RECORDS PROVIDED Block Start

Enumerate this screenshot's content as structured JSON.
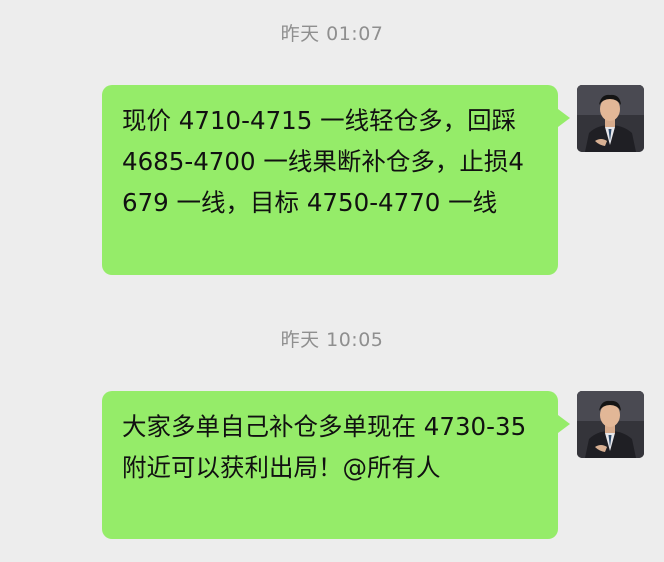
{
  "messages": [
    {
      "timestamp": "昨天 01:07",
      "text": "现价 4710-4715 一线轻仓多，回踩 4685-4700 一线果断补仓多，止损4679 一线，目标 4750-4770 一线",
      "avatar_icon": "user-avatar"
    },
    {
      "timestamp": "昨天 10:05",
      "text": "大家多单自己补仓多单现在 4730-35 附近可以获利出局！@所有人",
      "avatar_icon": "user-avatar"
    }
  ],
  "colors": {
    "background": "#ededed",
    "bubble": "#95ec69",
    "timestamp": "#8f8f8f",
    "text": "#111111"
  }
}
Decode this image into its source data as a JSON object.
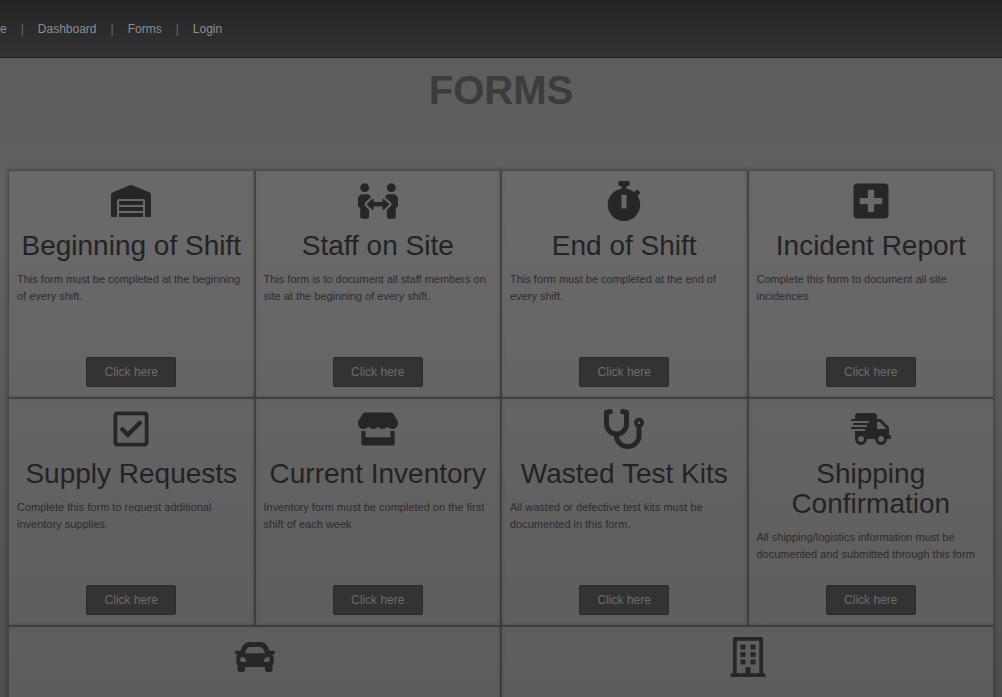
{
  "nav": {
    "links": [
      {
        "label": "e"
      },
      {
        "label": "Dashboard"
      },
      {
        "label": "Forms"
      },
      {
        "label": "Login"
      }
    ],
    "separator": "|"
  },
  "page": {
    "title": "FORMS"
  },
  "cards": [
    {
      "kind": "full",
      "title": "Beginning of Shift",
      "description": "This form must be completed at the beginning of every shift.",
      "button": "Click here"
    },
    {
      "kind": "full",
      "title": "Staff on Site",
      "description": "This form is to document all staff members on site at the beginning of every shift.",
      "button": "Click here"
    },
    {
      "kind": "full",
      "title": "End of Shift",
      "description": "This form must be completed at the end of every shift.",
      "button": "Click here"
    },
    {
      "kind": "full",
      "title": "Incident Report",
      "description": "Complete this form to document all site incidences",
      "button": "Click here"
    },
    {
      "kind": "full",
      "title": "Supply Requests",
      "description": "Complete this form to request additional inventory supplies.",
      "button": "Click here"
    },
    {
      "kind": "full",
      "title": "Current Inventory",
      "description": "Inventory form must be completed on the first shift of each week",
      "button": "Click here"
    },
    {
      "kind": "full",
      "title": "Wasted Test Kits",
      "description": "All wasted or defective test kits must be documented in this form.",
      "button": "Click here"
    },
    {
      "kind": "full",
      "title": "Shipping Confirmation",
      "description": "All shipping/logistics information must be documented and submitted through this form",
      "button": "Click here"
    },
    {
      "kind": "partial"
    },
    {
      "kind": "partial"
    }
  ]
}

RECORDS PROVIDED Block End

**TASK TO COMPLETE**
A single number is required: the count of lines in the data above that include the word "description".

**ANSWER FOR THIS EXERCISE**
8